Conrad Black has asked an Ontario judge to wind up a five-year process that has seen Hollinger — the firm through which he once controlled the world’s third-largest English-language newspaper empire — languish under court protection against its creditors
A Toronto judge issued an order Wednesday setting out a procedure for Mobilicity to seek the court’s approval of the sale of its spectrum licences to a buyer of its choice.
The ruling is just the first step in a process that could allow the financially distressed wireless carrier to sidestep Ottawa’s blessing in a deal to sell its cellular airwaves.
The Ontario Securities Commission is no longer pursuing allegations against Hollinger Inc., the Toronto-based holding company that once housed Conrad Black’s media empire.
However, Canada’s largest capital markets regulator has scheduled a hearing to adjudicate an amended statement of allegations against Lord Black and his former Hollinger colleagues Jack Boultbee and Peter Atkinson.

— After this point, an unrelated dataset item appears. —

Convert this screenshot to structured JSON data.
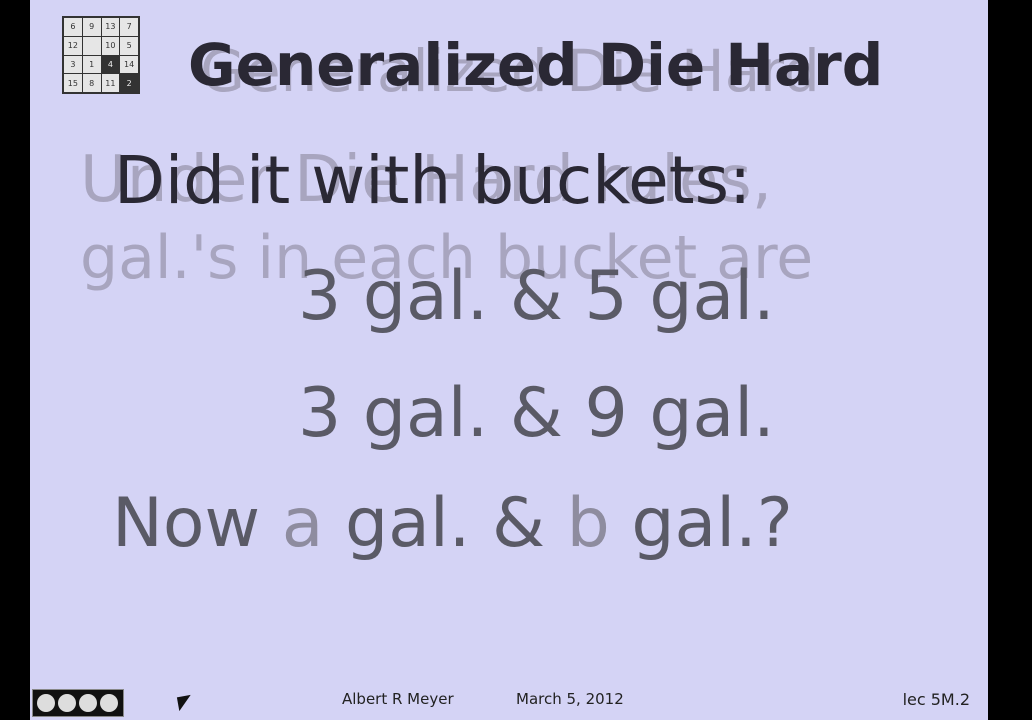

That hearing is to take place on Aug. 16.
Former press baron Conrad Black is banned from acting as a director of a U.S. company and must pay US$4.1-million in restitution in a settlement with the U.S. securities regulator that ends a long-standing lawsuit over Black’s dealings as the head of the Hollinger media empire.
TORONTO — Peter Atkinson, a former Hollinger executive who several years ago faced fraud charges in the U.S., has reached a settlement with the Ontario Securities Commission that forever bars him from acting as a director of a public company in that province.
He will also have to permanently refrain from becoming an officer of a public company in Ontario and from trading or acquiring any securities of Hollinger Inc.
Pension plans may have lost the battle at the Supreme Court of Canada, but there’s a debate over whether they are winning the war.
Last week, the country’s highest court unanimously overturned a controversial decision by the Ontario Court of Appeal that had catapulted pensioners ahead of secured creditors for payouts during court-supervised insolvency proceedings. In doing so, the high court restored the pecking order of Canada’s long-standing insolvency rules.
MONTREAL — The embattled railroad at the centre of the deadly Lac Mégantic train derailment was granted creditor protection in Canada on Thursday.
A Quebec Superior Court justice handed down the ruling after a request by Montreal, Maine & Atlantic Canada Co.
The company filed the documents on Wednesday and was seeking relief from its creditors under the Companies’ Creditors Arrangement Act.
The CCAA allows companies protection while they work out ways of avoiding bankruptcy.
OTTAWA — Canada’s official-languages commissioner has asked John Baird to dump his English-only business cards.
Baird ordered the unilingual cards in May 2011, soon after being appointed foreign affairs minister.
The cards were also embossed with gold-coloured ink, and the word Canada was sharply reduced in size, leaving Baird’s name in the largest typeface.